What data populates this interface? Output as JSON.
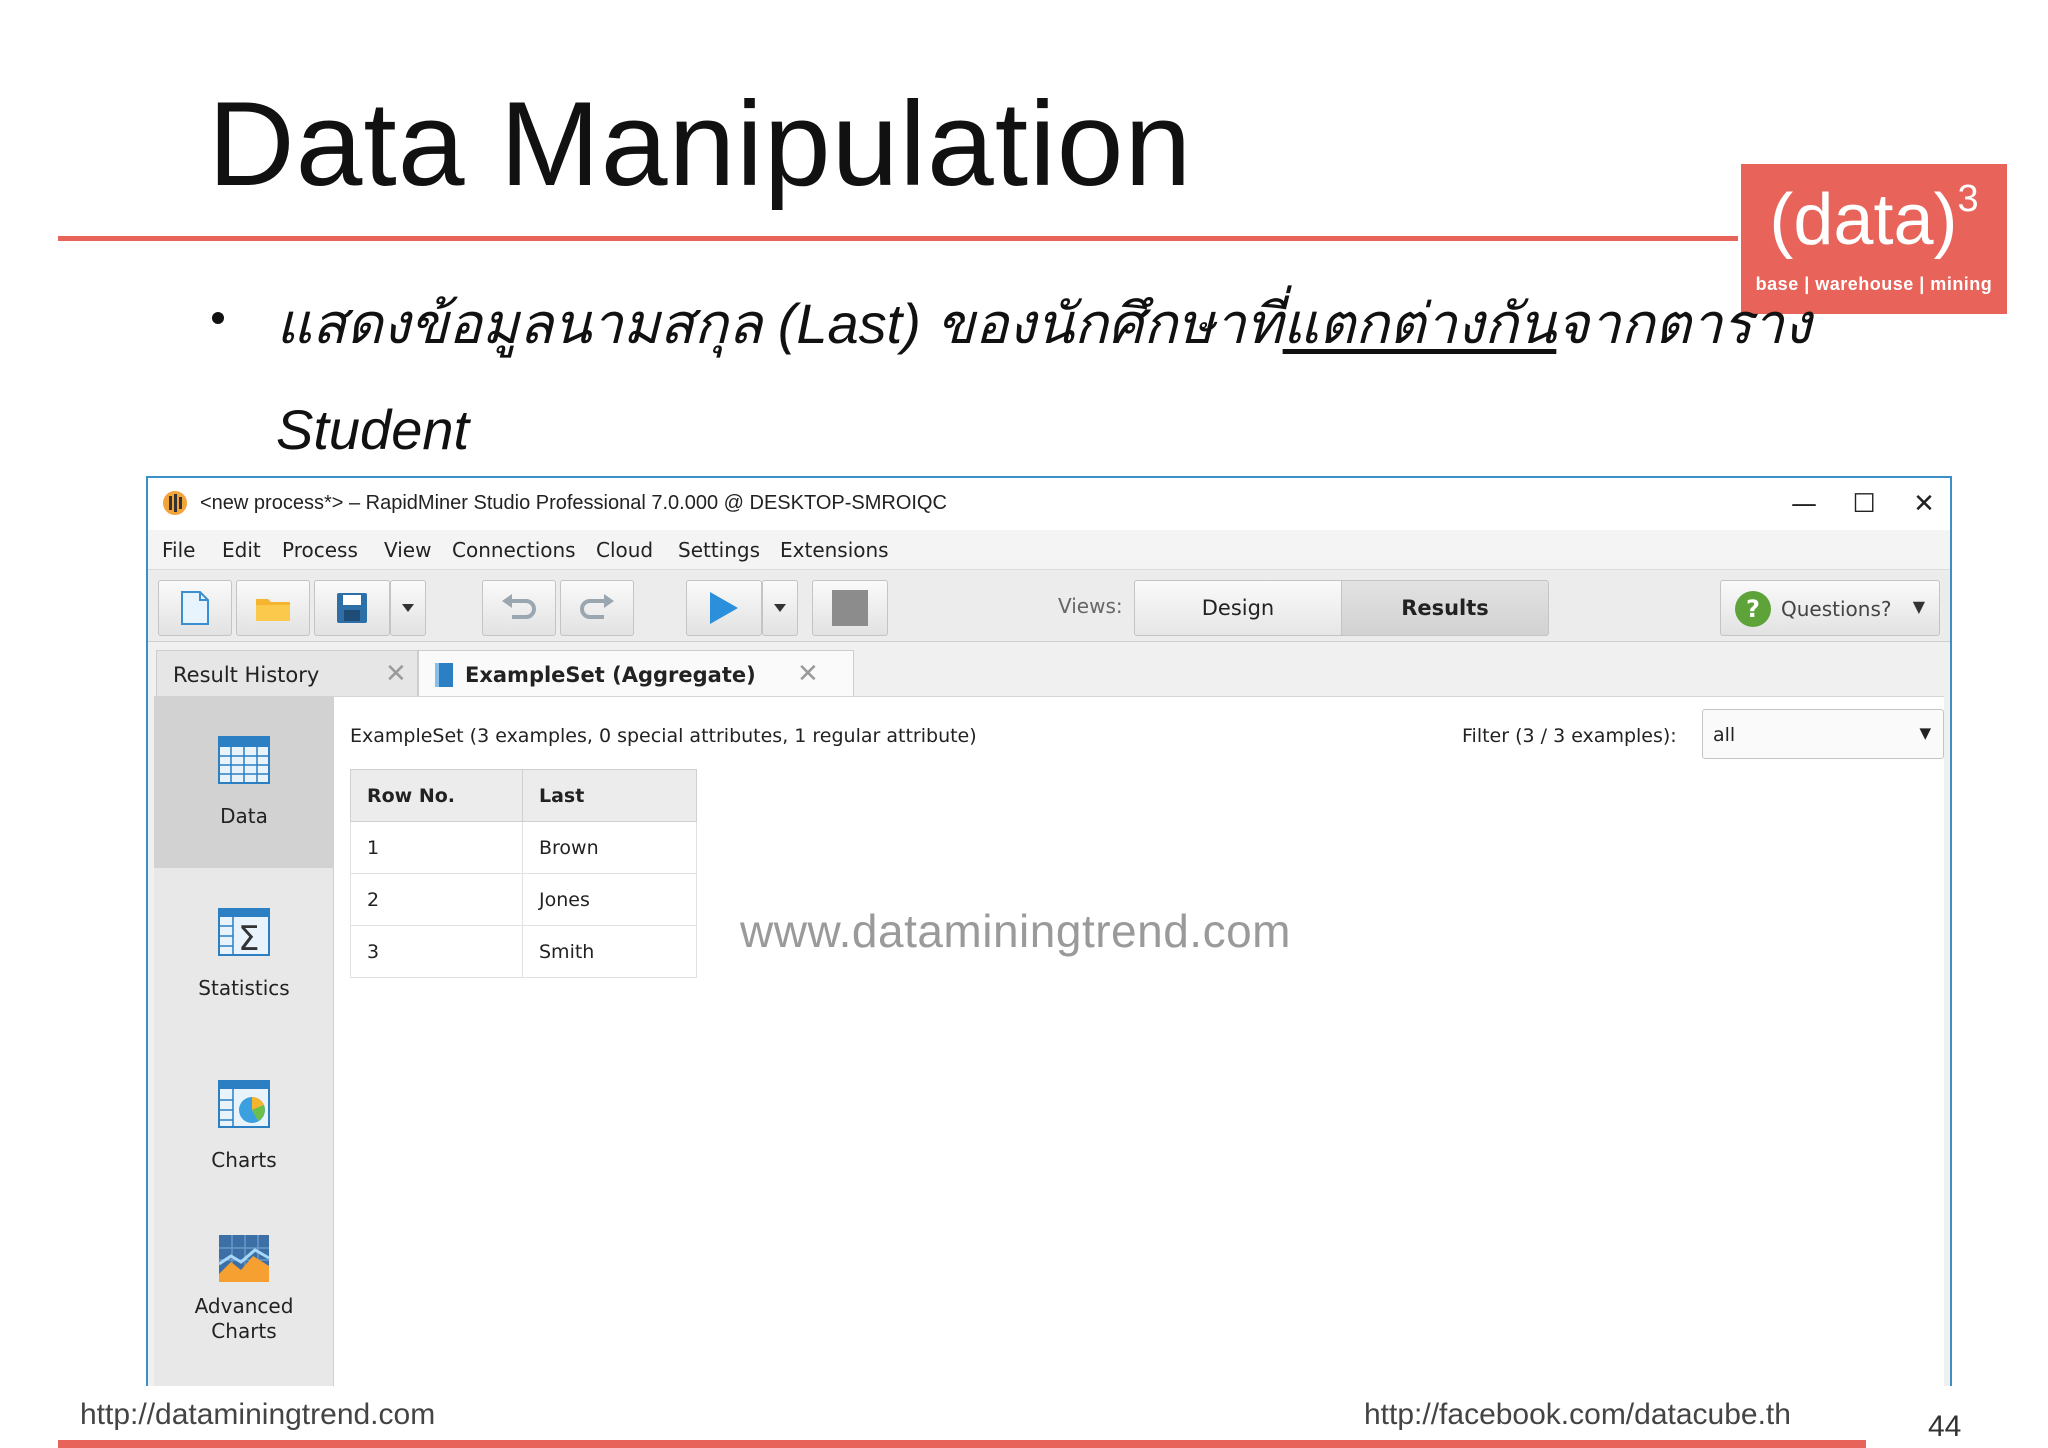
{
  "slide": {
    "title": "Data Manipulation",
    "bullet_part1": "แสดงข้อมูลนามสกุล (Last) ของนักศึกษาที่",
    "bullet_underlined": "แตกต่างกัน",
    "bullet_part2": "จากตาราง",
    "bullet_line2": "Student",
    "logo_main": "(data)",
    "logo_exponent": "3",
    "logo_sub": "base | warehouse | mining",
    "footer_left": "http://dataminingtrend.com",
    "footer_right": "http://facebook.com/datacube.th",
    "page_number": "44",
    "watermark": "www.dataminingtrend.com",
    "accent_color": "#e8635a"
  },
  "window": {
    "title": "<new process*> – RapidMiner Studio Professional 7.0.000 @ DESKTOP-SMROIQC",
    "minimize": "—",
    "maximize": "☐",
    "close": "✕",
    "border_color": "#3c8fc6"
  },
  "menu": [
    "File",
    "Edit",
    "Process",
    "View",
    "Connections",
    "Cloud",
    "Settings",
    "Extensions"
  ],
  "toolbar": {
    "views_label": "Views:",
    "design_label": "Design",
    "results_label": "Results",
    "questions_label": "Questions?",
    "questions_icon": "?",
    "dropdown_glyph": "▼"
  },
  "tabs": {
    "history_label": "Result History",
    "example_label": "ExampleSet (Aggregate)",
    "close_glyph": "✕"
  },
  "sidebar": {
    "items": [
      {
        "label": "Data",
        "icon": "table-icon",
        "active": true
      },
      {
        "label": "Statistics",
        "icon": "statistics-icon",
        "active": false
      },
      {
        "label": "Charts",
        "icon": "charts-icon",
        "active": false
      },
      {
        "label": "Advanced Charts",
        "icon": "advanced-charts-icon",
        "active": false
      }
    ]
  },
  "results": {
    "meta": "ExampleSet (3 examples, 0 special attributes, 1 regular attribute)",
    "filter_label": "Filter (3 / 3 examples):",
    "filter_value": "all",
    "columns": [
      "Row No.",
      "Last"
    ],
    "rows": [
      [
        "1",
        "Brown"
      ],
      [
        "2",
        "Jones"
      ],
      [
        "3",
        "Smith"
      ]
    ]
  }
}
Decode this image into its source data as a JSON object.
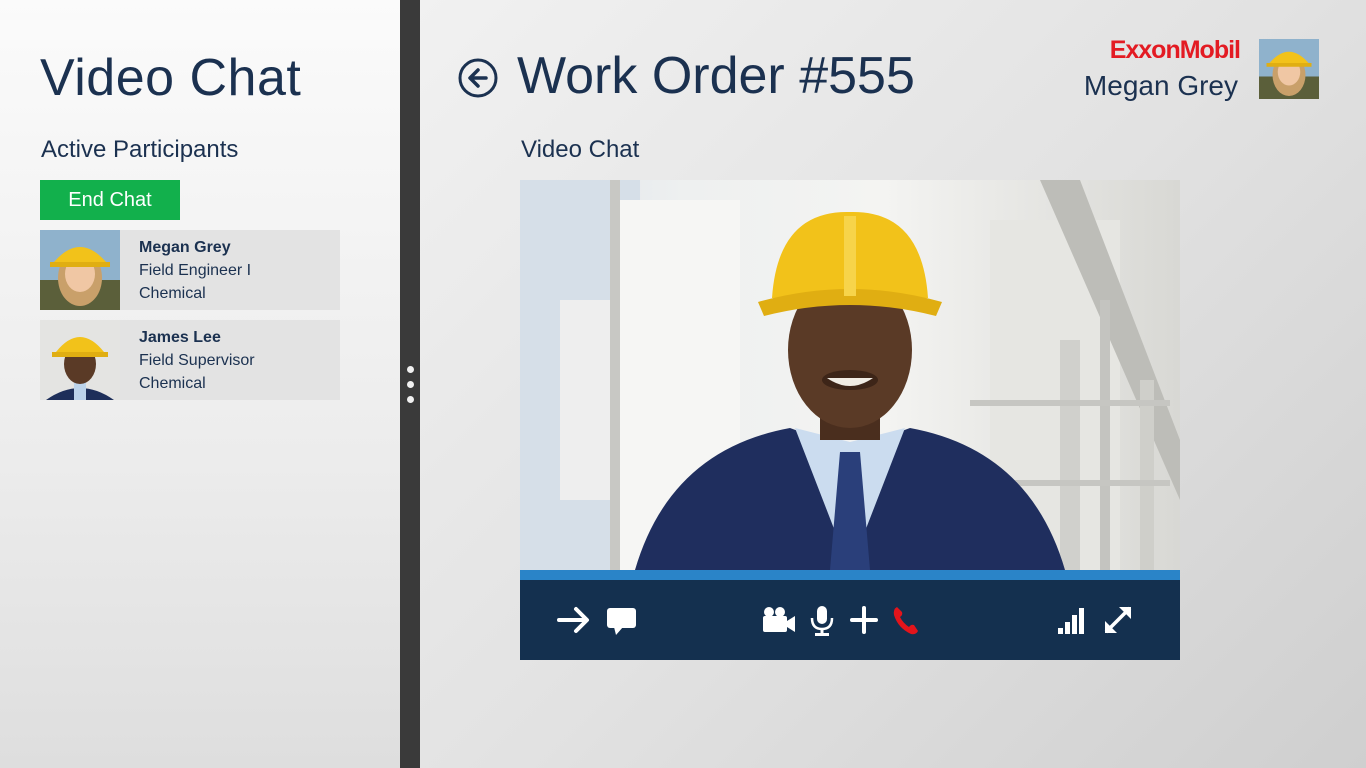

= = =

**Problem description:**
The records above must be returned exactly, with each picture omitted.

**Completed task:**
What data populates this interface? Output as JSON.
{
  "slide": {
    "title": "Data Manipulation",
    "bullet_part1": "แสดงข้อมูลนามสกุล (Last) ของนักศึกษาที่",
    "bullet_underlined": "แตกต่างกัน",
    "bullet_part2": "จากตาราง",
    "bullet_line2": "Student",
    "logo_main": "(data)",
    "logo_exponent": "3",
    "logo_sub": "base | warehouse | mining",
    "footer_left": "http://dataminingtrend.com",
    "footer_right": "http://facebook.com/datacube.th",
    "page_number": "44",
    "watermark": "www.dataminingtrend.com",
    "accent_color": "#e8635a"
  },
  "window": {
    "title": "<new process*> – RapidMiner Studio Professional 7.0.000 @ DESKTOP-SMROIQC",
    "minimize": "—",
    "maximize": "☐",
    "close": "✕",
    "border_color": "#3c8fc6"
  },
  "menu": [
    "File",
    "Edit",
    "Process",
    "View",
    "Connections",
    "Cloud",
    "Settings",
    "Extensions"
  ],
  "toolbar": {
    "views_label": "Views:",
    "design_label": "Design",
    "results_label": "Results",
    "questions_label": "Questions?",
    "questions_icon": "?",
    "dropdown_glyph": "▼"
  },
  "tabs": {
    "history_label": "Result History",
    "example_label": "ExampleSet (Aggregate)",
    "close_glyph": "✕"
  },
  "sidebar": {
    "items": [
      {
        "label": "Data",
        "icon": "table-icon",
        "active": true
      },
      {
        "label": "Statistics",
        "icon": "statistics-icon",
        "active": false
      },
      {
        "label": "Charts",
        "icon": "charts-icon",
        "active": false
      },
      {
        "label": "Advanced Charts",
        "icon": "advanced-charts-icon",
        "active": false
      }
    ]
  },
  "results": {
    "meta": "ExampleSet (3 examples, 0 special attributes, 1 regular attribute)",
    "filter_label": "Filter (3 / 3 examples):",
    "filter_value": "all",
    "columns": [
      "Row No.",
      "Last"
    ],
    "rows": [
      [
        "1",
        "Brown"
      ],
      [
        "2",
        "Jones"
      ],
      [
        "3",
        "Smith"
      ]
    ]
  }
}
Decode this image into its source data as a JSON object.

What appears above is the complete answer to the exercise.